(DATA FOR THIS TASK begins)

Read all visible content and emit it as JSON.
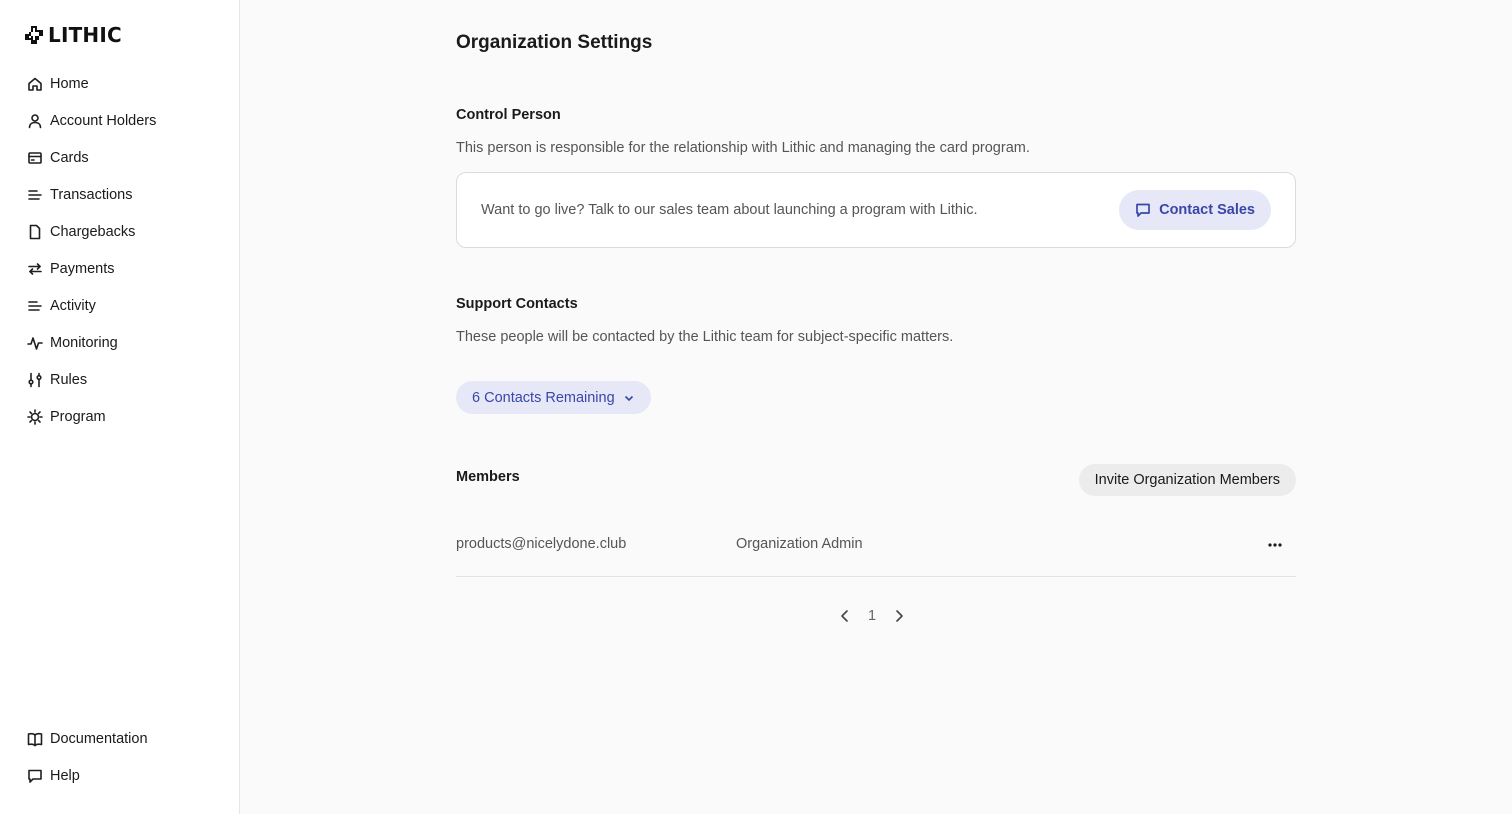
{
  "brand": {
    "name": "LITHIC",
    "logo_icon": "lithic-logo-icon"
  },
  "sidebar": {
    "items": [
      {
        "label": "Home",
        "icon": "home-icon"
      },
      {
        "label": "Account Holders",
        "icon": "user-icon"
      },
      {
        "label": "Cards",
        "icon": "card-icon"
      },
      {
        "label": "Transactions",
        "icon": "list-icon"
      },
      {
        "label": "Chargebacks",
        "icon": "document-icon"
      },
      {
        "label": "Payments",
        "icon": "transfer-icon"
      },
      {
        "label": "Activity",
        "icon": "list-icon"
      },
      {
        "label": "Monitoring",
        "icon": "pulse-icon"
      },
      {
        "label": "Rules",
        "icon": "sliders-icon"
      },
      {
        "label": "Program",
        "icon": "gear-icon"
      }
    ],
    "bottom_items": [
      {
        "label": "Documentation",
        "icon": "book-icon"
      },
      {
        "label": "Help",
        "icon": "chat-icon"
      }
    ]
  },
  "page": {
    "title": "Organization Settings",
    "control_person": {
      "title": "Control Person",
      "description": "This person is responsible for the relationship with Lithic and managing the card program.",
      "cta_text": "Want to go live? Talk to our sales team about launching a program with Lithic.",
      "contact_button": "Contact Sales"
    },
    "support_contacts": {
      "title": "Support Contacts",
      "description": "These people will be contacted by the Lithic team for subject-specific matters.",
      "dropdown_label": "6 Contacts Remaining"
    },
    "members": {
      "title": "Members",
      "invite_button": "Invite Organization Members",
      "rows": [
        {
          "email": "products@nicelydone.club",
          "role": "Organization Admin"
        }
      ]
    },
    "pagination": {
      "current_page": "1"
    }
  },
  "colors": {
    "accent": "#3a46a8",
    "accent_bg": "#e6e8f8",
    "background": "#fafafa",
    "sidebar_bg": "#ffffff"
  }
}
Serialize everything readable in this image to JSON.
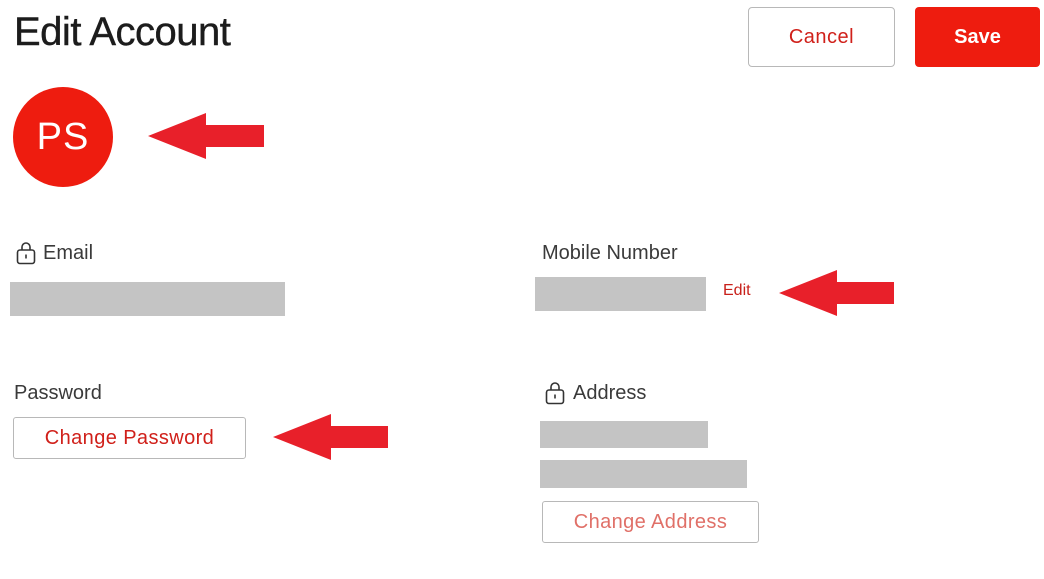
{
  "header": {
    "title": "Edit Account",
    "cancel_label": "Cancel",
    "save_label": "Save"
  },
  "avatar": {
    "initials": "PS"
  },
  "fields": {
    "email_label": "Email",
    "mobile_label": "Mobile Number",
    "mobile_edit_label": "Edit",
    "password_label": "Password",
    "change_password_label": "Change Password",
    "address_label": "Address",
    "change_address_label": "Change Address"
  },
  "colors": {
    "accent": "#ee1c0f",
    "accent_text": "#d0201a",
    "annotation_arrow": "#e8202a",
    "redacted": "#c4c4c4"
  },
  "icons": {
    "field_lock": "lock-icon",
    "annotation": "arrow-left-icon"
  }
}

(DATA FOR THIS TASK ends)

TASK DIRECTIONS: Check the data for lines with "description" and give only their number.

OUTPUT OF THE TASK: 2